Even in the Covid-19 migrant narrative Women don’t count
The image of the scattered rotis on the railway track near Aurangabad, Maharashtra will come back to haunt us for a long time, even after this Covid-19 crisis ends. In the early hours of May 8, a goods train mowed down sixteen migrant workers, who were walking from Jalna to Bhusaval, a distance of 157 km, to catch a train to their home state of Madhya Pradesh. They were resting on the train tracks and fell into a deep sleep, one from which they never woke up.
Most of them were young men. In fact, the face of the migrant worker that we have seen on TV screens and in photographs, as thousands of them make their weary way home, is that of a man. Occasionally, you see women and children when entire families leave the city.
But are we missing something here?
In fact, many women are also migrant workers. The poorer amongst them work in brick kilns, as farm labour or on construction sites. The women, who have a basic education, work in the service industry in cities, as sales girls, as beauticians or as waitresses. There also many young women who are employed in several small-scale industries such as the garment sector, where they live in hostels close to their place of work.

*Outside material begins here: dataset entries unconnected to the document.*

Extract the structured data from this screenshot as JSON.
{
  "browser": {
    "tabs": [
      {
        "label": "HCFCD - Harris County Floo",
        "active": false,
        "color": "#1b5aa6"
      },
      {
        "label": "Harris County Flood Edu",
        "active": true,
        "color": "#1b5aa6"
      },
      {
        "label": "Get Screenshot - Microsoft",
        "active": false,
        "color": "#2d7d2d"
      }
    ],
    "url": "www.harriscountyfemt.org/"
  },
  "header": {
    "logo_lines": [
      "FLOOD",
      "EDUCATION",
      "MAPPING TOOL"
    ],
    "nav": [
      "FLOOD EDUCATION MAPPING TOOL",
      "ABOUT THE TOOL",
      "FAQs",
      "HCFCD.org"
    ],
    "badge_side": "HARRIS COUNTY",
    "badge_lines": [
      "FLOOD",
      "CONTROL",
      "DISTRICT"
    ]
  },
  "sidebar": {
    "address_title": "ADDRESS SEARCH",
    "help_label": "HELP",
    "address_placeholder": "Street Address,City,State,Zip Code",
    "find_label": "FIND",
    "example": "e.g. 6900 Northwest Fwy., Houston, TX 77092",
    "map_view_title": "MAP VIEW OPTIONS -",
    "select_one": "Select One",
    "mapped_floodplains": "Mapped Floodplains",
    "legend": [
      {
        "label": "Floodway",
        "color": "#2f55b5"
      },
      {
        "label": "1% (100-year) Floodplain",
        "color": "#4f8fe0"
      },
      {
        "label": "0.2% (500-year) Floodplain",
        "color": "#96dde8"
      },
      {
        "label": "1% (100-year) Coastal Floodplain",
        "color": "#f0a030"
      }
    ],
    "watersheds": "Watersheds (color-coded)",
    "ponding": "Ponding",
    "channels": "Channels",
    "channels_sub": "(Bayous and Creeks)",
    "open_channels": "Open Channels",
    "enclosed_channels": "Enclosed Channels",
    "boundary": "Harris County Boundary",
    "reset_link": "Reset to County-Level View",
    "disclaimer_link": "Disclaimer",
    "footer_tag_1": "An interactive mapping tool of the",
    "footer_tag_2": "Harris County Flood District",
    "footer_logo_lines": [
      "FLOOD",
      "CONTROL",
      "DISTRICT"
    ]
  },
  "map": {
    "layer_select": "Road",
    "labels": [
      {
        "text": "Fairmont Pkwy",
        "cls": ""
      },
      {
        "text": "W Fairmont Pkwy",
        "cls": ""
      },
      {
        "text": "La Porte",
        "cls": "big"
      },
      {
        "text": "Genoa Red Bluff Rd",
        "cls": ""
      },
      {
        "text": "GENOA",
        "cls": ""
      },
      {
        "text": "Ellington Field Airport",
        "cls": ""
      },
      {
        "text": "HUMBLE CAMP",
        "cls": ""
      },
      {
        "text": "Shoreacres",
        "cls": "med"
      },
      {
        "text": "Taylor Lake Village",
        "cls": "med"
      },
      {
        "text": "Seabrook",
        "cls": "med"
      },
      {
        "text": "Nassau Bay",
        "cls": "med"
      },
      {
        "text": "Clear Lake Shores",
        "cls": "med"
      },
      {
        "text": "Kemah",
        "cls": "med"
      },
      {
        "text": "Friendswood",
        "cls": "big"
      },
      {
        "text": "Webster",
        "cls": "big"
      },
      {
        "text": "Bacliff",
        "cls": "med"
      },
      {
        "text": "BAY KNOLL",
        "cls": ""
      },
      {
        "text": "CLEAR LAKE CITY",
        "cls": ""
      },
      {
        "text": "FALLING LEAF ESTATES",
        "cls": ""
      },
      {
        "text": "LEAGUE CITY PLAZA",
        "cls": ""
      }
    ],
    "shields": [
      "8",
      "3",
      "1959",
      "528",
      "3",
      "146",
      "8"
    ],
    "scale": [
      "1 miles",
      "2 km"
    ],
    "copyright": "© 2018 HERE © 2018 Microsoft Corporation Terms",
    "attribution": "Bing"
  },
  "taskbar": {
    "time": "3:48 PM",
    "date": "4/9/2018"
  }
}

We must also not forget Northeast India, from where thousands of young men, and women, travel a long way to work in our bigger cities. While the workers on daily wages, such as those we see desperately finding a way to return, are the more visible in the current exodus of migrant workers, these young people from the Northeast are equally stressed. They also have no income, no money to pay their rent, and no transport to return home.
Whether women move to the cities accompanying their men, or they move on their own, they face the same struggles. They have to figure out how to survive, often in a hostile environment if they happen to be a racial or religious minority. Young women, in particular, living away from their homes, are vulnerable to sexual violence, as much or even more than what any Indian woman faces if she ventures out into the public space alone.
During these times of Covid-19, the young women from the Northeast, who in any case are harassed because they look different, have been especially targetted. There have been several deplorable incidents of women being spat upon, even assaulted, and called ‘Corona’ because of their looks. This represents the worst of racial and gender prejudice.
Several economists have pointed out that we are wrong to presume migration is only from villages to big cities. People also move from smaller villages to the bigger ones, from villages to small towns, and also from the smaller towns to the big cities.
The work of the women who migrate, or the ones who stay back, is in many ways the same. If they move with their husbands, they still have to ensure that there is fuel and water in the temporary shelters where the poorer migrant workers live. Back in their villages, they are burdened with the same tasks as they wait each month for the remittance to arrive. In either case, even if they find work and add to the family income, it is barely enough for survival. At a time like this, when there is no income, how will these people survive, irrespective of whether they stay back in the city, or eventually make it back to their homes?
This is a story that has yet to unfold, one that will have long-term consequences on the health of the more vulnerable among them, namely the women and the children.
(The translated version of the English original was published in the opinion page of Mathrubhumi daily of May 10, 2020)